This was the island of Chiloe, just of the coast of Chile about two thirds of the way down the country. We spent four very pleasant days walking along the beach and through low lying temperate rainforest. Still wet (Chile has a very British climate in its southern half) but warmer and occasionally sunny. Warmer that is except when we tried to cross a river that was clearly too wide and too deep. As the bank whizzed past and refused to get any closer I thank Ortlieb for truly waterproof stuffsacs that keep your gear dry and your rucksack afloat. More useful still was the sandbank where the river met the Pacific surf. We grounded on this and crawled to safety, teeth chattering violently.
After our R & R on Chiloe it was time to head yet further south. An epic 36 hour bus ride through Argentina took us to Punta Arenas, about as far south as you can go on mainland Chile. Thence to Puerto Natales, the nearest town to the Painc National Park. Covering the last 70km to the park proved difficult as Winter had stopped tourism and with it public transport. However we found someone prepared to take us for an exorbitant $80 and spent four wonderful days there, plus two more walking back. The weather was perfect, sunny, clear, still and very cold. The scenery is quite incredible, glaciers coming down from the Chilean icecap which is hundreds of miles across, into lakes where they break up into icebergs of an amazing blue colour. The surrounding mountains are on an Alpine scale with some incredible pinnacles of rock. Unfortunately tourism is big business and during the Summer the place is crawling. Apparently though it is perpetually very windy in the Summer and the best weather occurs during the Winter such as we had. My advice is go in the Winter but take a thick sleeping bag!

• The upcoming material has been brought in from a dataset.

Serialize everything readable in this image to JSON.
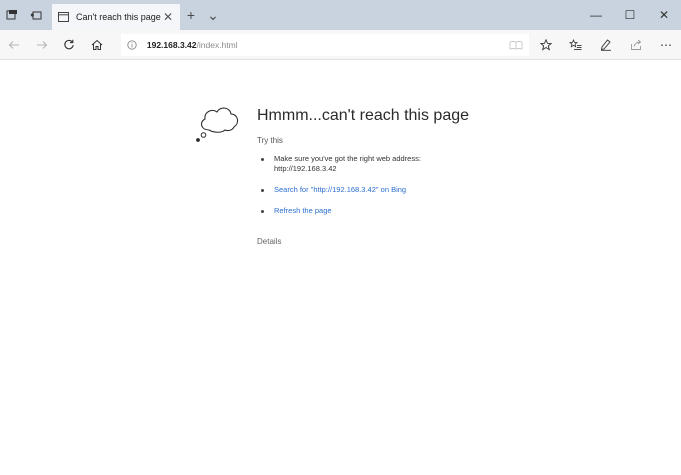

By now our time was up. We travelled 5000kms north to Ilo in southern Peru where Sarah was archaeologising. I helped out for a week and then pissed off to Machu Picchu and other Inca sites. Quite amazing they are too, particularly when viewed as feats of precision engineering, but I couldn't help straining my eyes towards the snowy mountains in the distance.